Your answer should be every line below that includes the word "обновлений".
(Data for this exercise)
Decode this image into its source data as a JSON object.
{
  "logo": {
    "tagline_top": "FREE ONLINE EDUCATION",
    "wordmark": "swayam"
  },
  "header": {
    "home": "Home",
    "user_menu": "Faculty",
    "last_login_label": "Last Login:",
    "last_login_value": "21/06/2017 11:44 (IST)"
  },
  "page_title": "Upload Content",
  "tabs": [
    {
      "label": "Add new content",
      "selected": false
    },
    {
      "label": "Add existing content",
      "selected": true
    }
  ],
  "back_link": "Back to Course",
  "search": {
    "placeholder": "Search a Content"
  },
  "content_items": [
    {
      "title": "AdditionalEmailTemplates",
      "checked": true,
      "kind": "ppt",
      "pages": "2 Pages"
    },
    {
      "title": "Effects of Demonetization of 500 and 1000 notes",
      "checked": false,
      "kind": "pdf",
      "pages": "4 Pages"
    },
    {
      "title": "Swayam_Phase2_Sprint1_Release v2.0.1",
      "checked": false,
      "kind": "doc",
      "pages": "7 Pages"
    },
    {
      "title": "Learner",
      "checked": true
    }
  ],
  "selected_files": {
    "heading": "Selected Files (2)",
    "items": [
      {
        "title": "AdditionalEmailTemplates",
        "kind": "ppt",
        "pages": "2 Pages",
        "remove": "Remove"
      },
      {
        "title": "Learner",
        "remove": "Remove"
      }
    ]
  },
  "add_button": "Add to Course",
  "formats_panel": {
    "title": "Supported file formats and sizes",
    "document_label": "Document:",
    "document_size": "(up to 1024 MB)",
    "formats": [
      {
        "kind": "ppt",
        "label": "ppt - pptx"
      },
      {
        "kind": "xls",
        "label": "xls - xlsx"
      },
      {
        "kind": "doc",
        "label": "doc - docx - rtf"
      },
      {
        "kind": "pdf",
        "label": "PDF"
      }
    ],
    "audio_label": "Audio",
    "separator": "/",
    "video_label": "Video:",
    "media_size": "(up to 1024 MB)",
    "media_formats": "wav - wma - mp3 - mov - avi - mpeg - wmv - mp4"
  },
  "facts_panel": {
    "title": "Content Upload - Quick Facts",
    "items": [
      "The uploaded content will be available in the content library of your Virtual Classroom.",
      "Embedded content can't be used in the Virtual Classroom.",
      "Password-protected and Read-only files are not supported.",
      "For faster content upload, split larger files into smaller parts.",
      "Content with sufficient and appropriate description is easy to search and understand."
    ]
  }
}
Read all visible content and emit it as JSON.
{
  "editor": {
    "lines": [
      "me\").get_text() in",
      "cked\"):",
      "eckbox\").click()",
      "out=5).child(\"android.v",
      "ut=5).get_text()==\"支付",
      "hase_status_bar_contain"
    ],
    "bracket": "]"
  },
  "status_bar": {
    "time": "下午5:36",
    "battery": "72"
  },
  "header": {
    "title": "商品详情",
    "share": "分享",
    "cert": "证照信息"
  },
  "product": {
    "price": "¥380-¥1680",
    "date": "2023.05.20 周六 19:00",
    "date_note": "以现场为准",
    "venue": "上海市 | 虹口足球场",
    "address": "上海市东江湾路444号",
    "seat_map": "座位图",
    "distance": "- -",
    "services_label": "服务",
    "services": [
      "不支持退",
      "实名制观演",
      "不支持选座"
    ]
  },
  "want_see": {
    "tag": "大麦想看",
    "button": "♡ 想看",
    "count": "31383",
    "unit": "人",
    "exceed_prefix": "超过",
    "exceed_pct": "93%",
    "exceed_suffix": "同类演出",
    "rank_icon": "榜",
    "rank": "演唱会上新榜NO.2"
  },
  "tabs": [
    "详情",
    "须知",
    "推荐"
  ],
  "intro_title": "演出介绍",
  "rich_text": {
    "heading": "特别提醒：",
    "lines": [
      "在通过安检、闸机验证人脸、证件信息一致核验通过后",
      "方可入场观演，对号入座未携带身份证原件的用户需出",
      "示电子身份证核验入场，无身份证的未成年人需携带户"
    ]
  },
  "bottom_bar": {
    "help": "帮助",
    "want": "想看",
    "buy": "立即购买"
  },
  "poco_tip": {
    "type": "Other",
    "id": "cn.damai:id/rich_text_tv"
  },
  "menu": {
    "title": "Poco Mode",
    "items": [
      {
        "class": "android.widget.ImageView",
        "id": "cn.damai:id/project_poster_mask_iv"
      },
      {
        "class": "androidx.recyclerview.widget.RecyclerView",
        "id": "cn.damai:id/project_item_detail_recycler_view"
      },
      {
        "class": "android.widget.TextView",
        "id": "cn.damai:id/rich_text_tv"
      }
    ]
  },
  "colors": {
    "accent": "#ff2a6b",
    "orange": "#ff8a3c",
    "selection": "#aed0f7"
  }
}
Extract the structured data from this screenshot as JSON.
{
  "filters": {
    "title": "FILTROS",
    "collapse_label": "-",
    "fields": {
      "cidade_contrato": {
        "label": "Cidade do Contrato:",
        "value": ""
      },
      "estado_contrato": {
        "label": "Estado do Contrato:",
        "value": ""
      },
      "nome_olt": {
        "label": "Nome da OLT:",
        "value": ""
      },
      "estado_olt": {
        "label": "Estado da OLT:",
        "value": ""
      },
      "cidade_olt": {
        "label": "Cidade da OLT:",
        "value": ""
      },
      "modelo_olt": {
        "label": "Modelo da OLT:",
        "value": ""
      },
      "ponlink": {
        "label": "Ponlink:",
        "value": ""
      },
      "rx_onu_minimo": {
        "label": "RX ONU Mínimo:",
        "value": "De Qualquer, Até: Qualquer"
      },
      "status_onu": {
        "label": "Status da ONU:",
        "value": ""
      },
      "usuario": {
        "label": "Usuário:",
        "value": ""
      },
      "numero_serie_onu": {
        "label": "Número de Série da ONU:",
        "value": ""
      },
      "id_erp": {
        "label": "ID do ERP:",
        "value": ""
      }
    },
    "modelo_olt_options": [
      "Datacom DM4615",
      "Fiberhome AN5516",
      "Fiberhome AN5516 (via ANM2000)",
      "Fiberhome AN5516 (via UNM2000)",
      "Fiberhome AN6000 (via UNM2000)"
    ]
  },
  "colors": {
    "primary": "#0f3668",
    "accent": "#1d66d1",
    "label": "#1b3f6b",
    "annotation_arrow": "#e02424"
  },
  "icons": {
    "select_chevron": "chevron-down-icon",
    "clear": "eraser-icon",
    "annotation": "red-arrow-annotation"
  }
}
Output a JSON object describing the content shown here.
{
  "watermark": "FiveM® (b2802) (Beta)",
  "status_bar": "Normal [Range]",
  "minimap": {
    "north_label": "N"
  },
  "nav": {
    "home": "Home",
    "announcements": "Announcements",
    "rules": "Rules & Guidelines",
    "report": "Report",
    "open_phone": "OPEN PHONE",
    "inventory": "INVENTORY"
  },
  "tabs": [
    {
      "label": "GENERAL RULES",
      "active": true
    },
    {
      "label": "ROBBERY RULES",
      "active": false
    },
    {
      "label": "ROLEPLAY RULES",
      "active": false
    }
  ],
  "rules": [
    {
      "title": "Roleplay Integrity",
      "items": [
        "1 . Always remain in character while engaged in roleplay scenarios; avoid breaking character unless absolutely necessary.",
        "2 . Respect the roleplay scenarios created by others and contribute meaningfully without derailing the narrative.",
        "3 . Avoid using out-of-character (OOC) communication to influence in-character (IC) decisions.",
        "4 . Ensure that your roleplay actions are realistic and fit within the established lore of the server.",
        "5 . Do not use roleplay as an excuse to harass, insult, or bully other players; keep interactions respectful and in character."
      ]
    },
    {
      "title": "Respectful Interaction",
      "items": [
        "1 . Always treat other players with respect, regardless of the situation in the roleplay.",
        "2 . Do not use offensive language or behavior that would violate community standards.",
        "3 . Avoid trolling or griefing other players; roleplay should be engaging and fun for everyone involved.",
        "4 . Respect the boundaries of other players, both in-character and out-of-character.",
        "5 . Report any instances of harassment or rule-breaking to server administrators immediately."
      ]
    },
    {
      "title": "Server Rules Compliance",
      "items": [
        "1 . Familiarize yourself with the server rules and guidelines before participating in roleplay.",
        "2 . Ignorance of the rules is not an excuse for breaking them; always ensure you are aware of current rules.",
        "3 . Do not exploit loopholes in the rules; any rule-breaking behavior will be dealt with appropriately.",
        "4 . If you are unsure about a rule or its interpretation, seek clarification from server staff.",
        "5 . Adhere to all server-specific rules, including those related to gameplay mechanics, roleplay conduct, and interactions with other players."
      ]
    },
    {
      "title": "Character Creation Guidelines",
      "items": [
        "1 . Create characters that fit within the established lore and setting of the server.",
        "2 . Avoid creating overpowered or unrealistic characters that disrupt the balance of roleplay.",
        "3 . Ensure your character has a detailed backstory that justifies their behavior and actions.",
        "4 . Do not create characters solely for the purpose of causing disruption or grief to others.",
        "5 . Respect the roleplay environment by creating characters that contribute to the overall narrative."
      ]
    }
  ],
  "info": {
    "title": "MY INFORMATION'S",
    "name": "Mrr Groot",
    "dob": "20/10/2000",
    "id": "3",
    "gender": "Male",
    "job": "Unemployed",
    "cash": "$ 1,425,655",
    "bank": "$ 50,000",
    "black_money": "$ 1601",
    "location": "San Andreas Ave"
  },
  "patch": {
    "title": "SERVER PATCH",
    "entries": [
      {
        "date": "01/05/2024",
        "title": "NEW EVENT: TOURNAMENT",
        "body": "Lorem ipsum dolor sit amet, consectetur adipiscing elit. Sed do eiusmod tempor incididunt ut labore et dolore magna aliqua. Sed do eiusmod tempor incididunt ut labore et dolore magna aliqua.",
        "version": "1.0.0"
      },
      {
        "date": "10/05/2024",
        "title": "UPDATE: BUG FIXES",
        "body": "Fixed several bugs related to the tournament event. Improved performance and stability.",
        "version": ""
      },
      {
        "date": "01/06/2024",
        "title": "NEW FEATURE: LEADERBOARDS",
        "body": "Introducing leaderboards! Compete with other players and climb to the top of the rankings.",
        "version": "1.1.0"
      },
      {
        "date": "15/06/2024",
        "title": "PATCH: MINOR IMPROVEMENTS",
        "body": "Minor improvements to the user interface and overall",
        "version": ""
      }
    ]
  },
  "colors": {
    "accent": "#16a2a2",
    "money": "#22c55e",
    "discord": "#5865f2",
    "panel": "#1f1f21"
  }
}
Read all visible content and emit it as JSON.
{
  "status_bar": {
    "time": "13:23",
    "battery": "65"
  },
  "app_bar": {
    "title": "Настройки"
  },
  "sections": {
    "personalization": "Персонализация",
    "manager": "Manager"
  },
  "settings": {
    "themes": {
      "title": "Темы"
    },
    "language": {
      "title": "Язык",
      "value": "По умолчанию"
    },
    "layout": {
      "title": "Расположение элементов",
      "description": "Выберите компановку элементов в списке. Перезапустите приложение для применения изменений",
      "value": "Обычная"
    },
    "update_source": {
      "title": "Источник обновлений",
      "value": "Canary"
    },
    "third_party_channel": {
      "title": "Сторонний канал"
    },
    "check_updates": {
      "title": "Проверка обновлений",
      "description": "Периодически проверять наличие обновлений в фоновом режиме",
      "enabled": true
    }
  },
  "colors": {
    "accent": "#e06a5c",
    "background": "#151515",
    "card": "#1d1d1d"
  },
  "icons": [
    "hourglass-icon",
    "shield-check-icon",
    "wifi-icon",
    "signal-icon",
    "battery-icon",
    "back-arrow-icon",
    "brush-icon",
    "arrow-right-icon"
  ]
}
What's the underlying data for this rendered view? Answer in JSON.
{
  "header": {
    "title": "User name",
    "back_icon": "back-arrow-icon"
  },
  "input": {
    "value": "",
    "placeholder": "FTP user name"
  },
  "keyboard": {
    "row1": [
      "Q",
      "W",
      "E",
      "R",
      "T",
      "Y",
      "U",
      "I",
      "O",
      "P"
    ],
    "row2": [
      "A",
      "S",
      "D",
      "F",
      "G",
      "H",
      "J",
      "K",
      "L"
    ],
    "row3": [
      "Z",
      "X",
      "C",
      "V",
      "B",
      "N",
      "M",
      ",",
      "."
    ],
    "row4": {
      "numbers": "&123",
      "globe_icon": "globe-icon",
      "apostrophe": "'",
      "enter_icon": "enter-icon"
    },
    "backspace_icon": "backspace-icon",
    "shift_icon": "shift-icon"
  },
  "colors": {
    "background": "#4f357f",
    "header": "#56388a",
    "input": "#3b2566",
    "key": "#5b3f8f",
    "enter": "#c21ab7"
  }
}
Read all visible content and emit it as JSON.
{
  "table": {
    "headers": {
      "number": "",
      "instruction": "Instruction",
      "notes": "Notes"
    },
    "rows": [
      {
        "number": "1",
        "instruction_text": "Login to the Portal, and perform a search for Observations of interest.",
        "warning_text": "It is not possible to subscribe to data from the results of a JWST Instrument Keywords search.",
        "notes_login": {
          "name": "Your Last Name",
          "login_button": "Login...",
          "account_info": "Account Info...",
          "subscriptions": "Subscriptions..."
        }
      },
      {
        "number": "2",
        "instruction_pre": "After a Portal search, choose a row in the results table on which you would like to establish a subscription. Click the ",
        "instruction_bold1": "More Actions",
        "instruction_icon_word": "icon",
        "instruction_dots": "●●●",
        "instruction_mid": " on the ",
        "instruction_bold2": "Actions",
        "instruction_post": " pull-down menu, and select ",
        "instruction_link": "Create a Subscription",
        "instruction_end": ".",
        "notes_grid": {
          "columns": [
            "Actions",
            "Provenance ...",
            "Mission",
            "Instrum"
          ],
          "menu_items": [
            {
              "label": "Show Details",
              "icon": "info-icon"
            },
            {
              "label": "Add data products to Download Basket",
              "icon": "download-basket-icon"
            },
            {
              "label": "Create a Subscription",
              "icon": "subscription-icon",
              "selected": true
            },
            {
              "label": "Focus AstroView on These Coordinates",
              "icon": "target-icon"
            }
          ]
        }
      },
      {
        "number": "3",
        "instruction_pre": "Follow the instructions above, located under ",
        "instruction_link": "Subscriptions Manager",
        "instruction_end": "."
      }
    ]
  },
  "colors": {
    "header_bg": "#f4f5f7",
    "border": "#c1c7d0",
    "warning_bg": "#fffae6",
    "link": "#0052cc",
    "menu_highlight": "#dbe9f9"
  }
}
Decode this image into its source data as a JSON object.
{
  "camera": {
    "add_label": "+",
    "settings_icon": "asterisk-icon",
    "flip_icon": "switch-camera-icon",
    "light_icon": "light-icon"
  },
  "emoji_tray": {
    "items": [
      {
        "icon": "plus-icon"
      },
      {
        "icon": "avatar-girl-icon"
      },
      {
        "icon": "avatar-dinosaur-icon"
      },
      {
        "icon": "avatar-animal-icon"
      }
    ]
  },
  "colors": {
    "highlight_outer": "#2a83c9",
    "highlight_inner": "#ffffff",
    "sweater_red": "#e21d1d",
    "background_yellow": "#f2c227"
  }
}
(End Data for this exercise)
> Task result:
      "title": "Источник обновлений",
      "title": "Проверка обновлений",
      "description": "Периодически проверять наличие обновлений в фоновом режиме",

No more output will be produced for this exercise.